(Dataset rows for apps and sites)
-----

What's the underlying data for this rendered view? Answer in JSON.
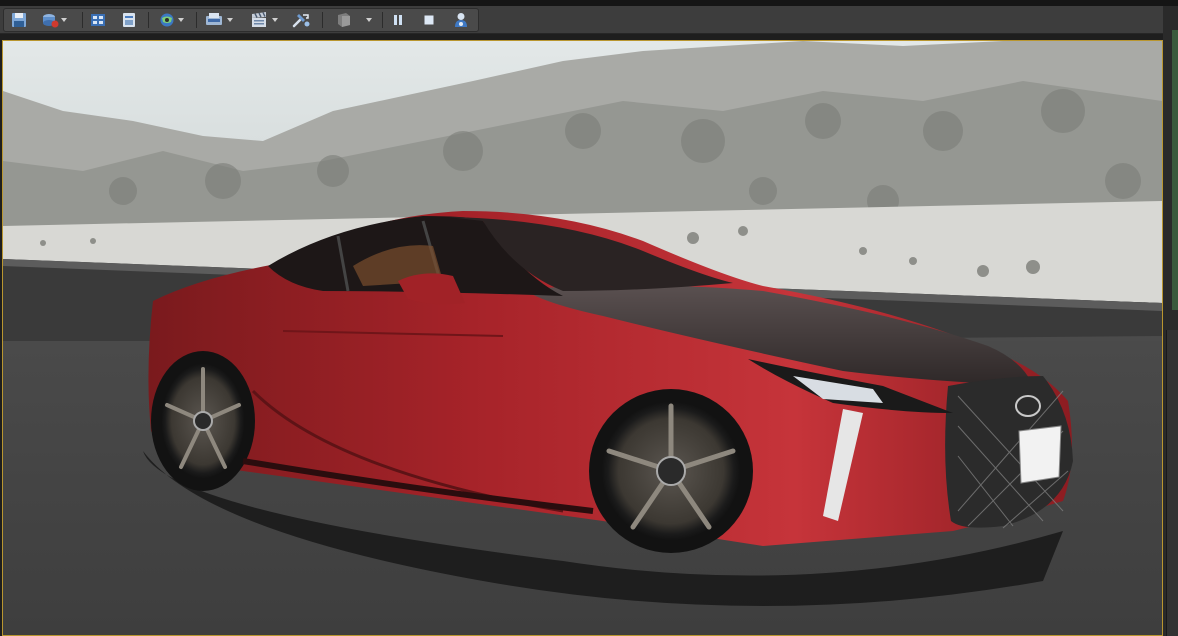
{
  "toolbar": {
    "buttons": [
      {
        "id": "save",
        "icon": "floppy-disk-icon"
      },
      {
        "id": "source-control",
        "icon": "source-control-icon",
        "dropdown": true
      },
      {
        "id": "content",
        "icon": "content-browser-icon"
      },
      {
        "id": "marketplace",
        "icon": "marketplace-icon"
      },
      {
        "id": "settings",
        "icon": "world-settings-icon",
        "dropdown": true
      },
      {
        "id": "blueprints",
        "icon": "blueprints-icon",
        "dropdown": true
      },
      {
        "id": "cinematics",
        "icon": "clapperboard-icon",
        "dropdown": true
      },
      {
        "id": "build",
        "icon": "build-icon"
      },
      {
        "id": "play",
        "icon": "play-icon",
        "dropdown": true
      },
      {
        "id": "pause",
        "icon": "pause-icon"
      },
      {
        "id": "stop",
        "icon": "stop-icon"
      },
      {
        "id": "eject",
        "icon": "possess-pawn-icon"
      }
    ]
  },
  "colors": {
    "toolbar_bg": "#3d3d3d",
    "viewport_border": "#b9962f",
    "car_red": "#b32a30",
    "sky": "#d9dfe0",
    "road": "#4b4b4b"
  },
  "viewport": {
    "scene_icon": "car-render-viewport"
  }
}
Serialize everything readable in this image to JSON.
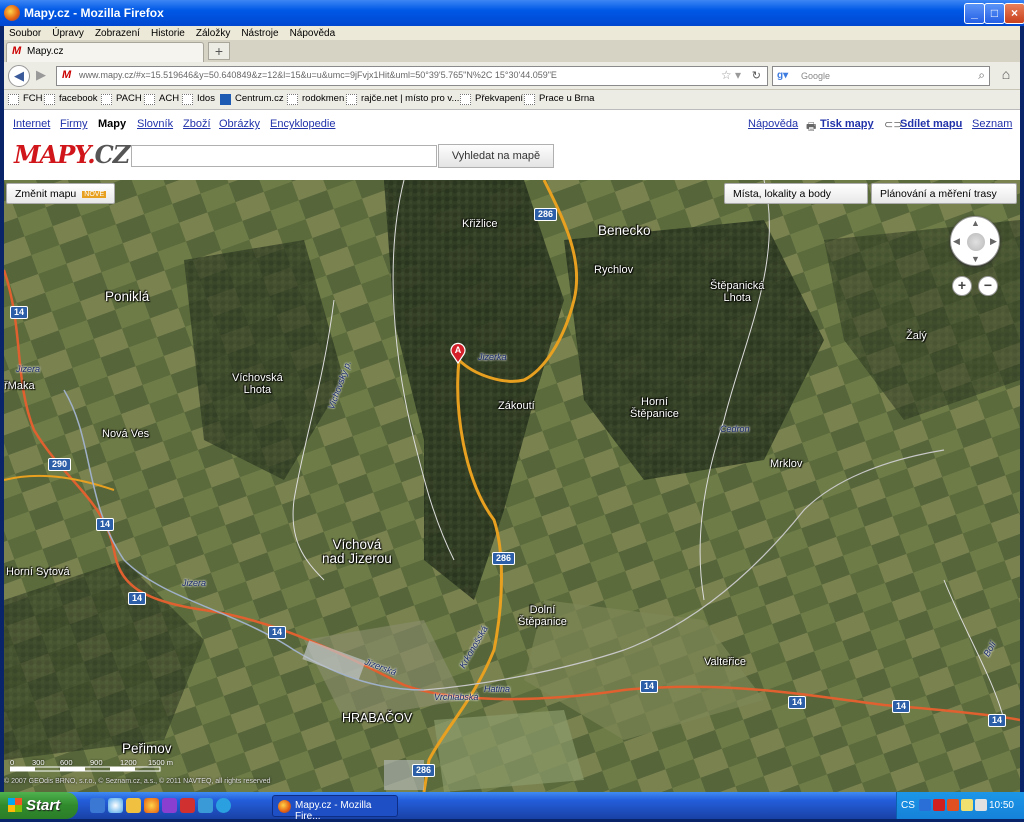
{
  "window": {
    "title": "Mapy.cz - Mozilla Firefox"
  },
  "menu": [
    "Soubor",
    "Úpravy",
    "Zobrazení",
    "Historie",
    "Záložky",
    "Nástroje",
    "Nápověda"
  ],
  "tab": {
    "title": "Mapy.cz"
  },
  "url": "www.mapy.cz/#x=15.519646&y=50.640849&z=12&l=15&u=u&umc=9jFvjx1Hit&uml=50°39'5.765\"N%2C 15°30'44.059\"E",
  "search": {
    "placeholder": "Google"
  },
  "bookmarks": [
    "FCH",
    "facebook",
    "PACH",
    "ACH",
    "Idos",
    "Centrum.cz",
    "rodokmen",
    "rajče.net | místo pro v...",
    "Překvapení",
    "Prace u Brna"
  ],
  "services": [
    "Internet",
    "Firmy",
    "Mapy",
    "Slovník",
    "Zboží",
    "Obrázky",
    "Encyklopedie"
  ],
  "right_links": {
    "help": "Nápověda",
    "print": "Tisk mapy",
    "share": "Sdílet mapu",
    "seznam": "Seznam"
  },
  "logo": {
    "main": "MAPY.",
    "cz": "CZ"
  },
  "search_button": "Vyhledat na mapě",
  "map": {
    "change_map": "Změnit mapu",
    "nove": "NOVÉ",
    "places_button": "Místa, lokality a body",
    "planning_button": "Plánování a měření trasy",
    "marker": "A",
    "places": {
      "krizlice": "Křižlice",
      "benecko": "Benecko",
      "rychlov": "Rychlov",
      "stepanicka_lhota": "Štěpanická\nLhota",
      "ponikla": "Poniklá",
      "zaly": "Žalý",
      "vichovska_lhota": "Víchovská\nLhota",
      "zakouti": "Zákoutí",
      "horni_stepanice": "Horní\nŠtěpanice",
      "fmaka": "řMaka",
      "nova_ves": "Nová Ves",
      "mrklov": "Mrklov",
      "vichova": "Víchová\nnad Jizerou",
      "horni_sytova": "Horní Sytová",
      "dolni_stepanice": "Dolní\nŠtěpanice",
      "valterice": "Valteřice",
      "hrabacov": "HRABAČOV",
      "perimov": "Peřimov"
    },
    "rivers": {
      "jizerka": "Jizerka",
      "cedron": "Cedron",
      "jizera1": "Jizera",
      "jizera2": "Jizera",
      "vichovsky": "Víchovský p.",
      "jizerska": "Jizerská",
      "krkonosska": "Krkonošská",
      "vrchlabska": "Vrchlabská",
      "hatina": "Hatina",
      "bolt": "Bolí"
    },
    "roads": {
      "r286a": "286",
      "r286b": "286",
      "r286c": "286",
      "r14a": "14",
      "r14b": "14",
      "r14c": "14",
      "r14d": "14",
      "r14e": "14",
      "r14f": "14",
      "r290": "290"
    },
    "scale": [
      "0",
      "300",
      "600",
      "900",
      "1200",
      "1500 m"
    ],
    "copyright": "© 2007 GEOdis BRNO, s.r.o., © Seznam.cz, a.s., © 2011 NAVTEQ, all rights reserved",
    "colors": {
      "route": "#e8a020",
      "highway": "#e06030",
      "marker": "#d4202a"
    }
  },
  "taskbar": {
    "start": "Start",
    "item": "Mapy.cz - Mozilla Fire...",
    "lang": "CS",
    "time": "10:50"
  }
}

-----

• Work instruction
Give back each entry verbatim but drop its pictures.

• Answer to the exercise
What's the underlying data for this rendered view? Answer in JSON.
{
  "toolbar": {
    "buttons": [
      {
        "id": "save",
        "icon": "floppy-disk-icon"
      },
      {
        "id": "source-control",
        "icon": "source-control-icon",
        "dropdown": true
      },
      {
        "id": "content",
        "icon": "content-browser-icon"
      },
      {
        "id": "marketplace",
        "icon": "marketplace-icon"
      },
      {
        "id": "settings",
        "icon": "world-settings-icon",
        "dropdown": true
      },
      {
        "id": "blueprints",
        "icon": "blueprints-icon",
        "dropdown": true
      },
      {
        "id": "cinematics",
        "icon": "clapperboard-icon",
        "dropdown": true
      },
      {
        "id": "build",
        "icon": "build-icon"
      },
      {
        "id": "play",
        "icon": "play-icon",
        "dropdown": true
      },
      {
        "id": "pause",
        "icon": "pause-icon"
      },
      {
        "id": "stop",
        "icon": "stop-icon"
      },
      {
        "id": "eject",
        "icon": "possess-pawn-icon"
      }
    ]
  },
  "colors": {
    "toolbar_bg": "#3d3d3d",
    "viewport_border": "#b9962f",
    "car_red": "#b32a30",
    "sky": "#d9dfe0",
    "road": "#4b4b4b"
  },
  "viewport": {
    "scene_icon": "car-render-viewport"
  }
}
Serialize everything readable in this image to JSON.
{
  "window": {
    "title": "Mapy.cz - Mozilla Firefox"
  },
  "menu": [
    "Soubor",
    "Úpravy",
    "Zobrazení",
    "Historie",
    "Záložky",
    "Nástroje",
    "Nápověda"
  ],
  "tab": {
    "title": "Mapy.cz"
  },
  "url": "www.mapy.cz/#x=15.519646&y=50.640849&z=12&l=15&u=u&umc=9jFvjx1Hit&uml=50°39'5.765\"N%2C 15°30'44.059\"E",
  "search": {
    "placeholder": "Google"
  },
  "bookmarks": [
    "FCH",
    "facebook",
    "PACH",
    "ACH",
    "Idos",
    "Centrum.cz",
    "rodokmen",
    "rajče.net | místo pro v...",
    "Překvapení",
    "Prace u Brna"
  ],
  "services": [
    "Internet",
    "Firmy",
    "Mapy",
    "Slovník",
    "Zboží",
    "Obrázky",
    "Encyklopedie"
  ],
  "right_links": {
    "help": "Nápověda",
    "print": "Tisk mapy",
    "share": "Sdílet mapu",
    "seznam": "Seznam"
  },
  "logo": {
    "main": "MAPY.",
    "cz": "CZ"
  },
  "search_button": "Vyhledat na mapě",
  "map": {
    "change_map": "Změnit mapu",
    "nove": "NOVÉ",
    "places_button": "Místa, lokality a body",
    "planning_button": "Plánování a měření trasy",
    "marker": "A",
    "places": {
      "krizlice": "Křižlice",
      "benecko": "Benecko",
      "rychlov": "Rychlov",
      "stepanicka_lhota": "Štěpanická\nLhota",
      "ponikla": "Poniklá",
      "zaly": "Žalý",
      "vichovska_lhota": "Víchovská\nLhota",
      "zakouti": "Zákoutí",
      "horni_stepanice": "Horní\nŠtěpanice",
      "fmaka": "řMaka",
      "nova_ves": "Nová Ves",
      "mrklov": "Mrklov",
      "vichova": "Víchová\nnad Jizerou",
      "horni_sytova": "Horní Sytová",
      "dolni_stepanice": "Dolní\nŠtěpanice",
      "valterice": "Valteřice",
      "hrabacov": "HRABAČOV",
      "perimov": "Peřimov"
    },
    "rivers": {
      "jizerka": "Jizerka",
      "cedron": "Cedron",
      "jizera1": "Jizera",
      "jizera2": "Jizera",
      "vichovsky": "Víchovský p.",
      "jizerska": "Jizerská",
      "krkonosska": "Krkonošská",
      "vrchlabska": "Vrchlabská",
      "hatina": "Hatina",
      "bolt": "Bolí"
    },
    "roads": {
      "r286a": "286",
      "r286b": "286",
      "r286c": "286",
      "r14a": "14",
      "r14b": "14",
      "r14c": "14",
      "r14d": "14",
      "r14e": "14",
      "r14f": "14",
      "r290": "290"
    },
    "scale": [
      "0",
      "300",
      "600",
      "900",
      "1200",
      "1500 m"
    ],
    "copyright": "© 2007 GEOdis BRNO, s.r.o., © Seznam.cz, a.s., © 2011 NAVTEQ, all rights reserved",
    "colors": {
      "route": "#e8a020",
      "highway": "#e06030",
      "marker": "#d4202a"
    }
  },
  "taskbar": {
    "start": "Start",
    "item": "Mapy.cz - Mozilla Fire...",
    "lang": "CS",
    "time": "10:50"
  }
}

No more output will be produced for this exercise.